Welcome to Zero Day's Week In Security, our roundup of notable security news items for the week ending January 30, 2015. Covers enterprise, controversies, reports and more.
This week China demanded our source code, a critical Linux Ghost vulnerability emerged, the ZeroAccess botnet returned, D-Link routers are vulnerable to DNS hijacking, infosec it hit back at Obama's cybersecurity proposals, and more.
- This week the Chinese government has introduced new regulations for foreign technology companies that sell computer equipment to Chinese banks. The new rules, outlined in a 22-page document, require foreign tech companies to turn over source code, submit to audits, and build back doors into hardware and software.
- PHP applications, WordPress vulnerable to Ghost glibc bug: Less than 48 hours after the disclosure of the Ghost vulnerability in the GNU C library (glibc), researchers have uncovered that PHP applications, including the WordPress content management system, could be another weak spot and eventually in the crosshairs of attackers.
- D-Link routers vulnerable to DNS hijacking: At least one and likely more D-Link routers as well as those of other manufacturers using the same firmware are vulnerable to remote changing of DNS settings and, effectively, traffic hijacking, a Bulgarian security researcher has discovered.

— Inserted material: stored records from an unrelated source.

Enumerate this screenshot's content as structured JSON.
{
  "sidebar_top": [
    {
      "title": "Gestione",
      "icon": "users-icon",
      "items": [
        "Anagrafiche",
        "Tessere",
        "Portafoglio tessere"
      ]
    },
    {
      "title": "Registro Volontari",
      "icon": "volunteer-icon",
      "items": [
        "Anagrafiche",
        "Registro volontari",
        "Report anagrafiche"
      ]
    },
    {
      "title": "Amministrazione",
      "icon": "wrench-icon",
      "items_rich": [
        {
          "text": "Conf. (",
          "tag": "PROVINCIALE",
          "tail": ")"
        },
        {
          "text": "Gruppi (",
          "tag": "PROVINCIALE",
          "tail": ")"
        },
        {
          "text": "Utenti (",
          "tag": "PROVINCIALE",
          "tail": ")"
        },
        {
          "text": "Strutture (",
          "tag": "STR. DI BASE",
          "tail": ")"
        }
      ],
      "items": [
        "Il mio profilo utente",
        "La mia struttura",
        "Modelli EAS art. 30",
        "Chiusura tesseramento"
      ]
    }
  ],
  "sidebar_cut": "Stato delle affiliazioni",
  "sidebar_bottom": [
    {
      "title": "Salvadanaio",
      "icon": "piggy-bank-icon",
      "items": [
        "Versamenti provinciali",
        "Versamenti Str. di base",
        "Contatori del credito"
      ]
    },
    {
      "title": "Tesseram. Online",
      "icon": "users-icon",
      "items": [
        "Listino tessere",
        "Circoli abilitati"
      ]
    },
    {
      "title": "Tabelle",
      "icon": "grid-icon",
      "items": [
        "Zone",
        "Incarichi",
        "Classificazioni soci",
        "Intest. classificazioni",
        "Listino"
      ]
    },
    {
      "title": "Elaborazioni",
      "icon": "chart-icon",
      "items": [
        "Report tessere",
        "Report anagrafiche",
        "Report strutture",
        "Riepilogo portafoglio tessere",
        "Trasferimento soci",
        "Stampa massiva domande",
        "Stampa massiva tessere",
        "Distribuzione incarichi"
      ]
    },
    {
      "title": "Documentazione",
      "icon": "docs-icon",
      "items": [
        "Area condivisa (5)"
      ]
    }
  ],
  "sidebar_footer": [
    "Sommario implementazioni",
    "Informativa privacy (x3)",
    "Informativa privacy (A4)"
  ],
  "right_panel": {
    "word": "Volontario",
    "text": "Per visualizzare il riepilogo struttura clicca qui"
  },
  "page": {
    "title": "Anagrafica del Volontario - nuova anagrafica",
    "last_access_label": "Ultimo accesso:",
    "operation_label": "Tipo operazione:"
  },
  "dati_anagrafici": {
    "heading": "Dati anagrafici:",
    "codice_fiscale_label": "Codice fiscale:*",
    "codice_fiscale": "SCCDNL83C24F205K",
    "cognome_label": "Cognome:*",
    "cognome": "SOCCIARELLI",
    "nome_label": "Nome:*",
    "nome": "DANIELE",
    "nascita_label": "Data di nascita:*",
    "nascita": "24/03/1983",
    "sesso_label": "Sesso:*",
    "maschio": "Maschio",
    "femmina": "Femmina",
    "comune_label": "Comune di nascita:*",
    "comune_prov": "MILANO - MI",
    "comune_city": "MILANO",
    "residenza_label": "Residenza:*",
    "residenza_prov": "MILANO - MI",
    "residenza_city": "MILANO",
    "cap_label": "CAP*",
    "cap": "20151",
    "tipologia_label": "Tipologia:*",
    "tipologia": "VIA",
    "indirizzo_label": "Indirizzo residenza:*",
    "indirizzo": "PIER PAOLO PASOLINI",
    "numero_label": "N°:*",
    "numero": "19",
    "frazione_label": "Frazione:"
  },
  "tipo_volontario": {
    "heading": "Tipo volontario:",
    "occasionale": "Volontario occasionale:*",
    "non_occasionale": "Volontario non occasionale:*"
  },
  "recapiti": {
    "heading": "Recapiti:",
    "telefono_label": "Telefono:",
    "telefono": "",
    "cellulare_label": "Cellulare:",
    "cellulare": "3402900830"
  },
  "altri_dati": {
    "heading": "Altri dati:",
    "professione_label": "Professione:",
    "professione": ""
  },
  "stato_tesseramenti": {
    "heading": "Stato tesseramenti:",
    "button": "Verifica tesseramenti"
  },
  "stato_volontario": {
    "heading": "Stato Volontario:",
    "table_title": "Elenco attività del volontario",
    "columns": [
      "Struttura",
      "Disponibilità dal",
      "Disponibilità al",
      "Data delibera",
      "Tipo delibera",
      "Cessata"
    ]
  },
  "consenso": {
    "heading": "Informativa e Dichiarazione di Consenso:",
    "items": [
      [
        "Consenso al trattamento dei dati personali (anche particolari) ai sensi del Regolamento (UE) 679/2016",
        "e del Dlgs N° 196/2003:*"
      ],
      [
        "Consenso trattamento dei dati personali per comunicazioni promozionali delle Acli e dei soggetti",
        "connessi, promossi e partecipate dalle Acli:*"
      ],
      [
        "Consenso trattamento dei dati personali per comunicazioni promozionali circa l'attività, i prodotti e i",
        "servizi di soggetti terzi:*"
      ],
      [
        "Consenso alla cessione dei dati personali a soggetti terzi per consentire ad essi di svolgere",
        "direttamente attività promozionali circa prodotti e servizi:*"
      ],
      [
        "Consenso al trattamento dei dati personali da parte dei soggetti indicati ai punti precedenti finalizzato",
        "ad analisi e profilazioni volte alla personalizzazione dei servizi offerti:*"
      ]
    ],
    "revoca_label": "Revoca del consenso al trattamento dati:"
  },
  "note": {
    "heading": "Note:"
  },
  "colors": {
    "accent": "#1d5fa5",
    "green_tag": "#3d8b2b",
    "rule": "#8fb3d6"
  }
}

- The ZeroAccess botnet, disrupted by Microsoft in 2013, has risen up once more to commit click-fraud and data theft. According to Dell SecureWorks researchers, the peer-to-peer botnet began to resurface from March 21, 2014 until July 2, 2014, and on January 15 2015, click-fraud templates are now once again being distributed to compromised systems.
"Confirmed empirical efficacy of malware sample." Translation: "I pwned myself."
-- Security Humor (@SecurityHumor) January 29, 2015
- Earlier this week, Google finally explained why it's not going to develop its own patches for WebView for Android versions 4.3 and earlier, even though it could leave over 930 million Android devices exposed to attacks. Ardian Ludwig, Google's lead engineer for Android security, on Friday revealed the decision was due to the complexity of applying patches to older branches of WebKit - the browser engine that was used in WebView and Chrome until Google forked WebKit into Blink for Chrome.
- Americans across a multitude of industries are up in arms this week about the broad laws President Obama is proposing to curb cybercrime, which would not simply target shadowy foreign hackers. American bloggers and media companies would also be subject to felony cybercrime charges for disseminating hacked material. The statute would apply to normal Internet users too. Possibly worse, the proposed CFAA changes are poised to criminalize security research. A small group of civic-minded infosec professionals are calling on the industry to do something about it.
- Adobe zero-day CVE-2015-0311 re-purposed, being spread through mainstream adult websites vis-a-vis a version of Angler EK. According to FireEye, and detailed in A Different Exploit Angle on Adobe's Recent Zero-Day, this exploit is attacking in banner ads on popular adult websites.
OPINION: Bugs shouldn't have names, only indecipherable meaningless unique identifiers as God intended.
-- Fake Infosec News (@FakeInfosecNews) January 29, 2015